The ceremony itself was lovely. Sirna’s words to the graduating class were sweet, and I enjoyed getting to hear Anna’s speech. When Toan and I got our valedictorian awards, neither of us fell down, which was a success. Being up on the stage felt nice, and in that moment I was proud of all I’d done and sacrificed to be standing where I was. There was a lot of standing and sitting for the levels of academic honors and National Honors Society recognition, and then we were on to the diploma part of the evening. Rather than sitting through hundreds of students, our group was small and mostly polite. Two students who are identical twins did switch their name cards, though, which caused a bit of confusion and laughter. Overall I had a great time.
When the official ceremony itself ended, I stuck around for half an hour more taking photos with friends, Sirna and talking. Anna and I ended up going to the journalism room to take a few pictures, which was sad and nostalgic. I didn’t end up crying or tearing up at all, though, because for the most part I was happy and just wanted to smile. After we finished the photoshoot part of the evening, my parents and I drove to Sycamore to pick up our dinner order. We’d had a gift certificate for the restaurant, so we decided to get my graduation dinner from there.
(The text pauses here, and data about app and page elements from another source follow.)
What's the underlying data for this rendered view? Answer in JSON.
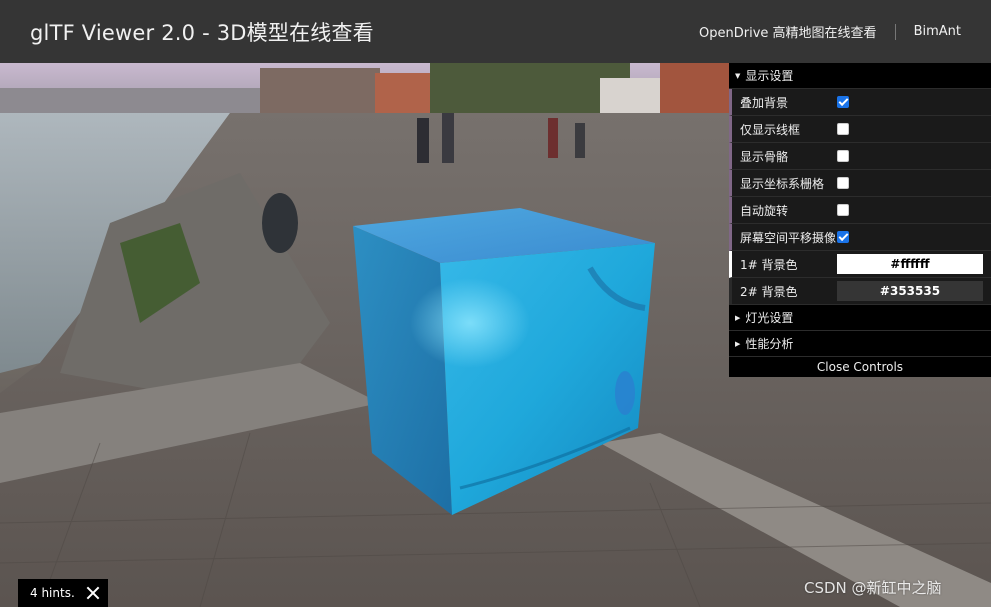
{
  "header": {
    "title": "glTF Viewer 2.0 - 3D模型在线查看",
    "links": [
      "OpenDrive 高精地图在线查看",
      "BimAnt"
    ]
  },
  "controls": {
    "display_folder": "显示设置",
    "items": [
      {
        "label": "叠加背景",
        "checked": true
      },
      {
        "label": "仅显示线框",
        "checked": false
      },
      {
        "label": "显示骨骼",
        "checked": false
      },
      {
        "label": "显示坐标系栅格",
        "checked": false
      },
      {
        "label": "自动旋转",
        "checked": false
      },
      {
        "label": "屏幕空间平移摄像",
        "checked": true
      }
    ],
    "colors": [
      {
        "label": "1# 背景色",
        "value": "#ffffff",
        "text_color": "#000000"
      },
      {
        "label": "2# 背景色",
        "value": "#353535",
        "text_color": "#ffffff"
      }
    ],
    "light_folder": "灯光设置",
    "perf_folder": "性能分析",
    "close_label": "Close Controls"
  },
  "hints": {
    "text": "4 hints."
  },
  "watermark": "CSDN @新缸中之脑",
  "icons": {
    "folder_open": "triangle-down-icon",
    "folder_closed": "triangle-right-icon",
    "close": "close-icon"
  }
}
Once we were at home I took a few photos with my grandpa and brother before the five of us dug into our food. The weather was lovely, so we ate outside. I’d say we talked, but it was more like we were all shouting on top of one another having three different conversations at the same time. I could barely hear anything, but it was so much fun. My grandpa and brother had watched the livestream of my graduation, so they didn’t miss out on much. It meant the world to me that my grandpa came down to celebrate my graduation. We ate the German chocolate cake my mom and I had baked yesterday, and except for it being a touch too dry, it was delicious. I love my family so much and couldn’t have imagined a better evening.
After my grandpa drove back to his house, my family and I stayed outside on the deck for a while longer talking about college and music and life and the future. When I started getting a little chilly, we moved inside where my parents surprised me with gifts. On the more practical side I ended up with a tool box and a picture frame for my official graduation photo. On the fun side I got a book of quotes, two T-shirts (one with a quote from William Shakespeare’s Hamlet and the other with a reference to the Nerd Herd from Chuck) and three stunning prints of the pier from up in Canada where we usually vacation. My dad said he got me the last gift because we couldn’t go up this year. I truly couldn’t have imagined a better graduation.
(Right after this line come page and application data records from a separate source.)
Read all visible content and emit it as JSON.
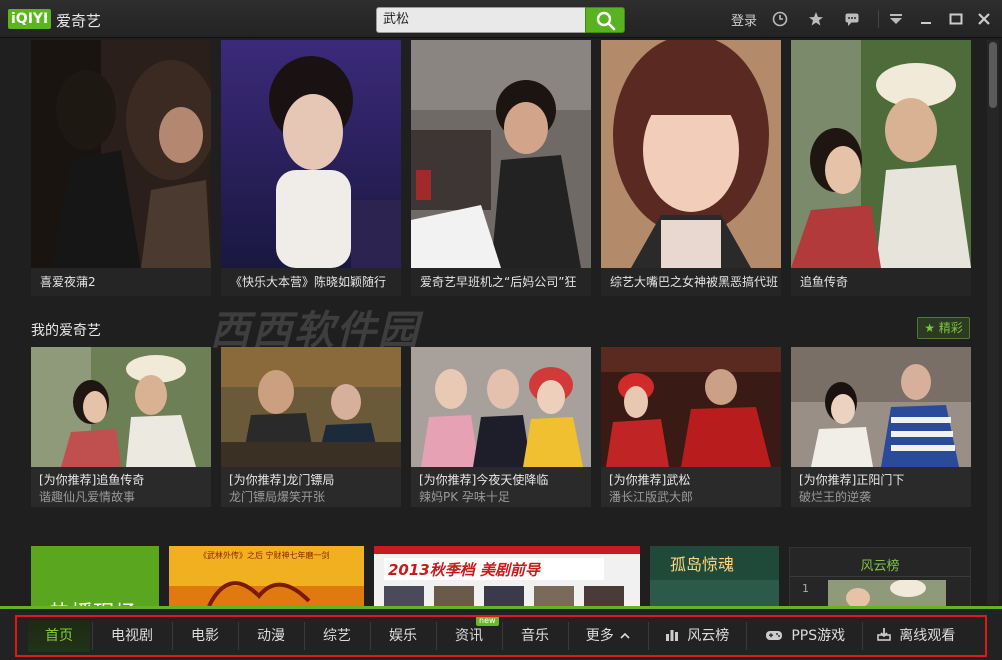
{
  "window": {
    "logo_text": "iQIYI",
    "app_name": "爱奇艺",
    "search_value": "武松",
    "login_label": "登录"
  },
  "top_posters": [
    {
      "caption": "喜爱夜蒲2"
    },
    {
      "caption": "《快乐大本营》陈晓如颖随行"
    },
    {
      "caption": "爱奇艺早班机之“后妈公司”狂"
    },
    {
      "caption": "综艺大嘴巴之女神被黑恶搞代班"
    },
    {
      "caption": "追鱼传奇"
    }
  ],
  "section": {
    "title": "我的爱奇艺",
    "featured_label": "精彩"
  },
  "cards": [
    {
      "title": "[为你推荐]追鱼传奇",
      "subtitle": "谐趣仙凡爱情故事"
    },
    {
      "title": "[为你推荐]龙门镖局",
      "subtitle": "龙门镖局爆笑开张"
    },
    {
      "title": "[为你推荐]今夜天使降临",
      "subtitle": "辣妈PK 孕味十足"
    },
    {
      "title": "[为你推荐]武松",
      "subtitle": "潘长江版武大郎"
    },
    {
      "title": "[为你推荐]正阳门下",
      "subtitle": "破烂王的逆袭"
    }
  ],
  "lower": {
    "hot_label": "热播现场",
    "poster_texts": [
      "《武林外传》之后 宁财神七年磨一剑",
      "2013秋季档 美剧前导",
      "孤岛惊魂"
    ],
    "ranking_title": "风云榜",
    "ranking_first": "1"
  },
  "watermark": "西西软件园",
  "nav": {
    "items": [
      "首页",
      "电视剧",
      "电影",
      "动漫",
      "综艺",
      "娱乐",
      "资讯",
      "音乐",
      "更多",
      "风云榜",
      "PPS游戏",
      "离线观看"
    ],
    "new_badge": "new",
    "active_index": 0
  },
  "colors": {
    "accent": "#5cb51f",
    "active_nav": "#7fd034",
    "highlight_frame": "#e01818"
  }
}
“Your education is a dress rehearsal for a life that is yours to lead.”
Life is crazy and busy and messy and stressful, but it is also breathtakingly beautiful. I am grateful for my loving, supportive family. I look forward to many more years of adventures and chaos with them, especially as I enter the next stage of my life in college. Tomorrow I have to get ready for my graduation party, and I want to try and watch a few episodes of Chuck, maybe some Veronica Mars, and definitely play a game of Spades, so I’ll try to get some sleep. With how excited I feel, though, that might be a difficult task.
“Your education is a dress rehearsal for a life that is yours to lead.” ― Nora Ephron
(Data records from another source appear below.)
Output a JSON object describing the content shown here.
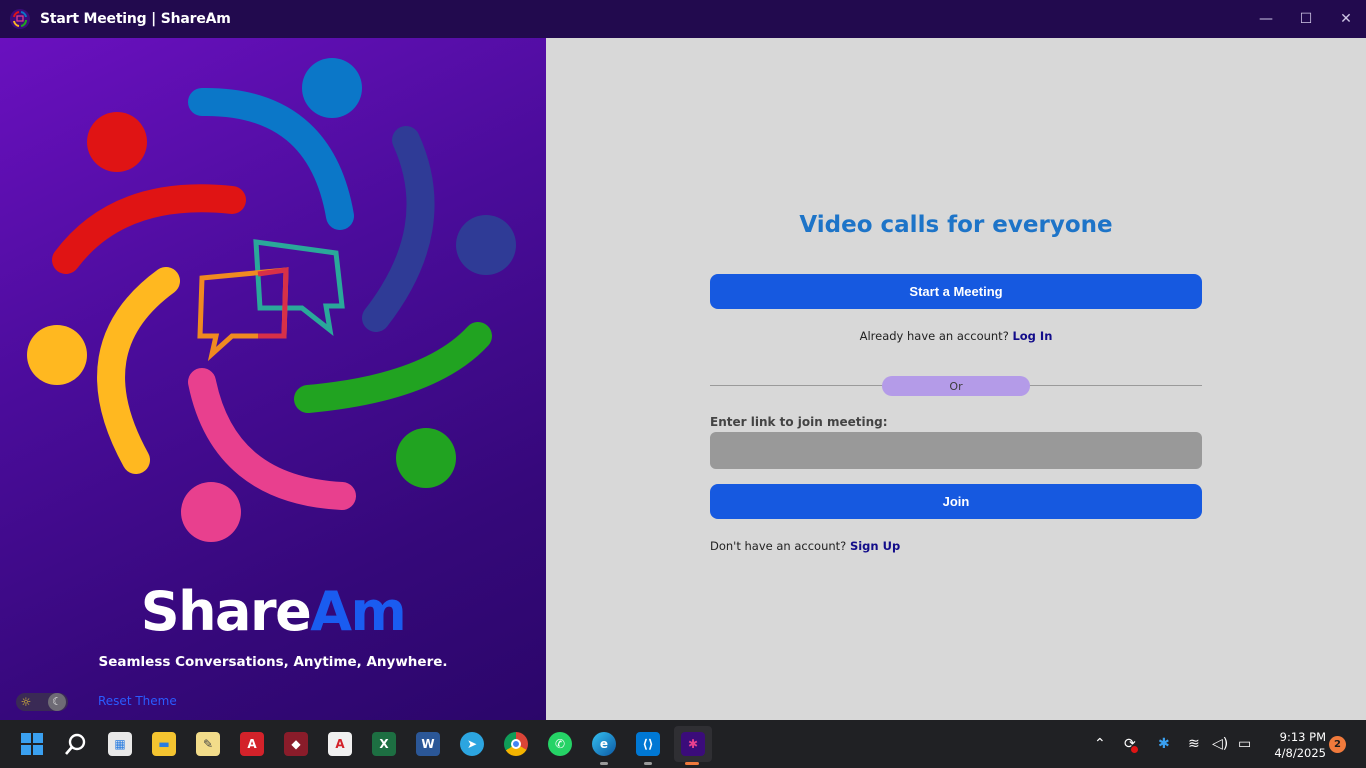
{
  "window": {
    "title": "Start Meeting | ShareAm",
    "app_icon": "shaream-logo-icon",
    "controls": {
      "minimize": "—",
      "maximize": "☐",
      "close": "✕"
    }
  },
  "left_panel": {
    "brand_part1": "Share",
    "brand_part2": "Am",
    "tagline": "Seamless Conversations, Anytime, Anywhere.",
    "reset_theme": "Reset Theme",
    "colors": {
      "red": "#e01414",
      "blue": "#0b77c8",
      "navy": "#2f3b96",
      "yellow": "#ffb820",
      "green": "#21a321",
      "pink": "#e8408e",
      "brand_blue": "#1a5cf0"
    }
  },
  "main": {
    "headline": "Video calls for everyone",
    "start_button": "Start a Meeting",
    "login_prompt": "Already have an account?",
    "login_link": "Log In",
    "or_label": "Or",
    "join_label": "Enter link to join meeting:",
    "join_input_value": "",
    "join_button": "Join",
    "signup_prompt": "Don't have an account?",
    "signup_link": "Sign Up"
  },
  "taskbar": {
    "apps": [
      "start-icon",
      "search-icon",
      "store-icon",
      "file-explorer-icon",
      "notepad-icon",
      "autocad-icon",
      "revit-icon",
      "acrobat-icon",
      "excel-icon",
      "word-icon",
      "telegram-icon",
      "chrome-icon",
      "whatsapp-icon",
      "edge-icon",
      "vscode-icon",
      "shaream-icon"
    ],
    "time": "9:13 PM",
    "date": "4/8/2025",
    "notification_count": "2"
  }
}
How did you spend your 136th day of social distancing? Let us know in the comments below.